__EXERCISE DESCRIPTION__. Only a number is wanted here. Tally the lines of the data that contain "username".

Source data:
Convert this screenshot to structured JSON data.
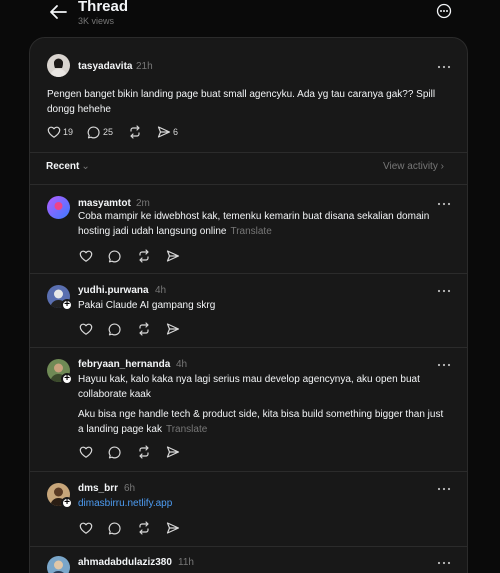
{
  "header": {
    "title": "Thread",
    "views": "3K views"
  },
  "original_post": {
    "username": "tasyadavita",
    "time": "21h",
    "text": "Pengen banget bikin landing page buat small agencyku. Ada yg tau caranya gak?? Spill dongg hehehe",
    "likes": "19",
    "replies": "25",
    "shares": "6"
  },
  "filter": {
    "label": "Recent",
    "chevron": "⌄",
    "view_activity": "View activity",
    "view_activity_chevron": "›"
  },
  "replies": [
    {
      "username": "masyamtot",
      "time": "2m",
      "text": "Coba mampir ke idwebhost kak, temenku kemarin buat disana sekalian domain hosting jadi udah langsung online",
      "translate": "Translate"
    },
    {
      "username": "yudhi.purwana",
      "time": "4h",
      "text": "Pakai Claude AI gampang skrg"
    },
    {
      "username": "febryaan_hernanda",
      "time": "4h",
      "text": "Hayuu kak, kalo kaka nya lagi serius mau develop agencynya, aku open buat collaborate kaak",
      "text2": "Aku bisa nge handle tech & product side, kita bisa build something bigger than just a landing page kak",
      "translate": "Translate"
    },
    {
      "username": "dms_brr",
      "time": "6h",
      "link": "dimasbirru.netlify.app"
    },
    {
      "username": "ahmadabdulaziz380",
      "time": "11h"
    }
  ],
  "colors": {
    "background": "#0a0a0a",
    "panel": "#181818",
    "link": "#4d9cf2",
    "muted": "#777777"
  }
}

__TASK SOLUTION__. 6